On Friday, Quib.ly caught on fire. We posted this question: Does gender classification of toys really affect kids?
Peter Jenkinson, a great toy expert who tweets as @toyologist let out a sigh and began...
"Just this week Toys R Us have agreed, after some pressure, to remove BOYS and GIRLS classification signage from UK stores.
"Now I might have been shopping elsewhere, a parallel universe but I have NEVER seen the signs which read 'Welcome to the toy shop little person, now please wander to the appropriate gender aisle to find a toy suitable for your play pattern - thank you'."
"Now the shops are removing signage it'll be far less clear in the larger ones where to find construction kits, diggers and remote control tanks or princess based role play/dolls and plush bears with oh-so-cute eyes. What will they now do?"
And so it began. Within minutes, it was trending on Quib.ly and spreading across Twitter.
"I am sorry to say that I disagree so heartily mine just fell onto my keyboard," wrote Tamsin Oxford.
"Let's take a look a bit beyond signage. The gender classification of toys isn't merely a sign in an aisle, it's colour and branding and the fact that every Lego pack that isn't Lego Friends very rarely includes a female minifigure.

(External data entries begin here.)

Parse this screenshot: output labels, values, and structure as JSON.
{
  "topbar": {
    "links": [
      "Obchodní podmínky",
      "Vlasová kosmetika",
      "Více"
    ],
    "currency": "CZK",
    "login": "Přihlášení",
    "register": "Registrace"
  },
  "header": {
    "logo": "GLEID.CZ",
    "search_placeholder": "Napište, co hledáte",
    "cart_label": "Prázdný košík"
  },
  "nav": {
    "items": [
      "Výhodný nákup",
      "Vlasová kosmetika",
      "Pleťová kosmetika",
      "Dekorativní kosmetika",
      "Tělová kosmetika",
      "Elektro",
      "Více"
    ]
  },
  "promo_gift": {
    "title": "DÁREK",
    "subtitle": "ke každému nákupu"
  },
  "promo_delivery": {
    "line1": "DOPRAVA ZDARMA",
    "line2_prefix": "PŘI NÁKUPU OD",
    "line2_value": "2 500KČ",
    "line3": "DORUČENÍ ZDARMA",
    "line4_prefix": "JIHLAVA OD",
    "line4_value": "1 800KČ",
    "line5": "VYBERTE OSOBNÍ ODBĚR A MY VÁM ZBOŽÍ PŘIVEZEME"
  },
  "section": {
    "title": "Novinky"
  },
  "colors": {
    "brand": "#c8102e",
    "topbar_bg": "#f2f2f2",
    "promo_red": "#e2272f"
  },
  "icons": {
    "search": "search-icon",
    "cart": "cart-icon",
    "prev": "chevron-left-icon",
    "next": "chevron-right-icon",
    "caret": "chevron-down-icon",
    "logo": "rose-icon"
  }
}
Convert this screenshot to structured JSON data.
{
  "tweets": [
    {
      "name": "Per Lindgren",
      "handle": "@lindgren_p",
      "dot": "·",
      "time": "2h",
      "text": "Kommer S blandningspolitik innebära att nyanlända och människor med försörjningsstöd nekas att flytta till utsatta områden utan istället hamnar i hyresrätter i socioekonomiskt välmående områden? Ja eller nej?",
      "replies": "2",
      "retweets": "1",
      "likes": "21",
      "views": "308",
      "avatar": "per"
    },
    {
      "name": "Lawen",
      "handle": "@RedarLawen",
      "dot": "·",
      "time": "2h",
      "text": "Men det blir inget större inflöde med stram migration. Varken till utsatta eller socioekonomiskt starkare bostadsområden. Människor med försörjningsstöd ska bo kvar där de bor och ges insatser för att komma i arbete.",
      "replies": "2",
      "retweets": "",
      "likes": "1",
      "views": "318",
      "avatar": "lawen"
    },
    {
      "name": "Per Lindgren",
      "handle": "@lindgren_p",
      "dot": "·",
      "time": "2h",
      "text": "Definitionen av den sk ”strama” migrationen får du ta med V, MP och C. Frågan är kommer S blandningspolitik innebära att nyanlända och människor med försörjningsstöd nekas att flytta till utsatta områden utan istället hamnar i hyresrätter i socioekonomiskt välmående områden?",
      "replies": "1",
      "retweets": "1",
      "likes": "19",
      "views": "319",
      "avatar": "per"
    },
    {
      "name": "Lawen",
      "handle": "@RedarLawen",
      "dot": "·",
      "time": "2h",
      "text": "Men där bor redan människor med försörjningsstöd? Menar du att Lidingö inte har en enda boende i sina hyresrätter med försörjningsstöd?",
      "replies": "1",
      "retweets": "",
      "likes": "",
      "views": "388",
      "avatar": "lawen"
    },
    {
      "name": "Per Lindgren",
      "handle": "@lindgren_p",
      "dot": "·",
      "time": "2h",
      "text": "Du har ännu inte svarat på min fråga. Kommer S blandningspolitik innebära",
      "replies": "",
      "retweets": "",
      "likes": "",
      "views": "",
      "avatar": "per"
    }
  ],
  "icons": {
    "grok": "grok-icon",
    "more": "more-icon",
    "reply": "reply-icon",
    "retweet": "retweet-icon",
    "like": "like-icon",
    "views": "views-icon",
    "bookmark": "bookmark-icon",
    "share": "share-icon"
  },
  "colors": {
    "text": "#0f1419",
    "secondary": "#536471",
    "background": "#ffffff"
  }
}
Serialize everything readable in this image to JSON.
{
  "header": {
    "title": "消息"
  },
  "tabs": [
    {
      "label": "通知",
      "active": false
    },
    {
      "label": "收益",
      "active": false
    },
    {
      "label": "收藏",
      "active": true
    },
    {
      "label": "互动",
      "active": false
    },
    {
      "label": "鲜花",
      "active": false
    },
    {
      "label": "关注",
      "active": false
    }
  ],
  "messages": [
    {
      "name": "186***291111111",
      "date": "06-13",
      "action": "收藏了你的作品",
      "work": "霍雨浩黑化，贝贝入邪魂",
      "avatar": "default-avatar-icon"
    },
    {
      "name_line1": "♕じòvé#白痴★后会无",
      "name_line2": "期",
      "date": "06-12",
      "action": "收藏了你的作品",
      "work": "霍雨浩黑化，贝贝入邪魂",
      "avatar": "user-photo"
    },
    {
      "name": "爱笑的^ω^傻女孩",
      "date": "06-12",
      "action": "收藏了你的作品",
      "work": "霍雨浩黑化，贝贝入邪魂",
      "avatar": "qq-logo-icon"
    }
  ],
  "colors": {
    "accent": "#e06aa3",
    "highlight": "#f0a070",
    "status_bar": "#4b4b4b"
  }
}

"My daughter recently discovered Lego and when I took her into the Lego store she saw the "pink" section and ignored Lord of the Rings and the other totally awesome stuff because (and I quote this earnestly) 'It's for boys'. Why? The colouring. So I bought her a Lego car that changes into five different shapes in an incredibly dark blue box and she loved it. It's her favourite. Now we have the Police Helicopter (which has no female police in it)."
"Gender classification of toys really does affect kids," said Simon Munk. "And if you can't see that, you need to look around a bit more closely!"
"Those signs, those labels - they stick - they tell kids what they're meant to be and do."
It goes beyond toys, signs or shops, says Anita Naik:
"I find what affects my kids more than gender specific toys is other people's opinions on the toys they play with.
"My son likes prams and dolls and I can't tell you how many parents have told him these are girls toys. One even asking 'If it worried me?' - but refusing to be drawn on what my 'worry' should actually be!"
Joanne Watts agreed. Wholeheartedly.
"My son is certainly affected by gender stereotyping. He would be very embarrassed if anyone thought he liked anything pink or girly. I think it's so sad that boys are taught to shy away from girls' stuff - as some of it gives rise to a lot of imaginative role-play."
"Let Toys Be Toys is an organisation calling an end to the gendered in-store signage, which is a start to tackling the problem of gendering toys. If you are interested follow them here @lettoysbetoys. Better still sign their petition."
I just did.